An investigation into the effects of substrate properties on the mechanics of corneal epithelial cells
thesisposted on 15.11.2018, 16:07 by Preeti Holland
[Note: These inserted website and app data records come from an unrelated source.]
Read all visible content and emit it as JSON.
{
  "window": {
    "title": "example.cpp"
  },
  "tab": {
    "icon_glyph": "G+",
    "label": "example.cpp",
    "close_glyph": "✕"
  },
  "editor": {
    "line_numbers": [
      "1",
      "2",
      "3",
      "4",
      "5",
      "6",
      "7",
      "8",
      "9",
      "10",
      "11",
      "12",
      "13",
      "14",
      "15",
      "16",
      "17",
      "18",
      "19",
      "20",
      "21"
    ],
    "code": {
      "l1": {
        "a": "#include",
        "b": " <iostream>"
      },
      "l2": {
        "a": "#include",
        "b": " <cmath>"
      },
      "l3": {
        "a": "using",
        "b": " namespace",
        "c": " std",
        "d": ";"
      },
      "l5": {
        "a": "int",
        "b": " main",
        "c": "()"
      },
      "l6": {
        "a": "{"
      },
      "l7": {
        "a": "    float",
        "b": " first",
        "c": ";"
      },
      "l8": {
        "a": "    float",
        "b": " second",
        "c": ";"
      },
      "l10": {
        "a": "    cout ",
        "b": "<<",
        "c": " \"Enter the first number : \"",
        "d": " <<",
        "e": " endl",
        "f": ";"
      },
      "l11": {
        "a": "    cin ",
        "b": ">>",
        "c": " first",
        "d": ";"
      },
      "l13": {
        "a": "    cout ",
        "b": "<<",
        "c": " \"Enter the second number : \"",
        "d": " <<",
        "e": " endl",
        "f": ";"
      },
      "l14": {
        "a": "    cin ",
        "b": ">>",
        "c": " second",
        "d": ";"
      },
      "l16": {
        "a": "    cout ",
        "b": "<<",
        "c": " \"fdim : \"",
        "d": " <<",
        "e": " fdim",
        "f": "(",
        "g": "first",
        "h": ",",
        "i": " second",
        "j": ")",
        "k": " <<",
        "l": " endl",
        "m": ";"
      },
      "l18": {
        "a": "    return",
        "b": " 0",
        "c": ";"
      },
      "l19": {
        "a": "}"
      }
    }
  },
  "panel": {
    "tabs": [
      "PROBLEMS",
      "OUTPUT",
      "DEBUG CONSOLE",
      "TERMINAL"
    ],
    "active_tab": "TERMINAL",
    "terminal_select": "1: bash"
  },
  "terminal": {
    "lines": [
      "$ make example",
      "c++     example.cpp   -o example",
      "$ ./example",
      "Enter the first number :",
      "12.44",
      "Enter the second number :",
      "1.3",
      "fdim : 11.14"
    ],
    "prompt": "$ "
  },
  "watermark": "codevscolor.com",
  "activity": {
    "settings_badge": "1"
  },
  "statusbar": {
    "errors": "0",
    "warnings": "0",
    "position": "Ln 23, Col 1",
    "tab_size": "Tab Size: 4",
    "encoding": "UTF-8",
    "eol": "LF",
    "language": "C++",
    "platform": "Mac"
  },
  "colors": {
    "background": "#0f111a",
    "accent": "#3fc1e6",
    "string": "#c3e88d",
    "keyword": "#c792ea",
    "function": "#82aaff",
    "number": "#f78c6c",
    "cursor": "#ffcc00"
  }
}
Cells respond to mechanical changes in their extracellular environment, as reflected by various cell behaviours and observed through changes in the tissue biomechanics. Types of cell behaviour that are regulated by mechanical cues in the microenvironment of the cell are cell spreading, migration, proliferation and differentiation. Cell migration is a key part of many biological processes including corneal wound repair. Changes in the biomechanical properties of the cornea can be induced by refractive and therapeutic treatments and also by diseases of the eye or other illnesses. A Rabbit Corneal Epithelial (RCE) cell line was used to study cell mechanics and cell migration. Polydimethylsiloxane (PDMS), a biocompatible silicone elastomer, was used as a substrate to culture RCE cells. In order to promote cell attachment and growth, the hydrophilicity of the PDMS surface was increased by treating it with oxygen-rich cold atmospheric pressure plasma, which was confirmed by surface characterisation techniques. Cell attachment and growth studies over time comparing plasma and non-plasma treated PDMS showed an increase in RCE cell growth and area coverage on plasma treated PDMS. [Continues.]
Loughborough University, Graduate School.
- Mechanical, Electrical and Manufacturing Engineering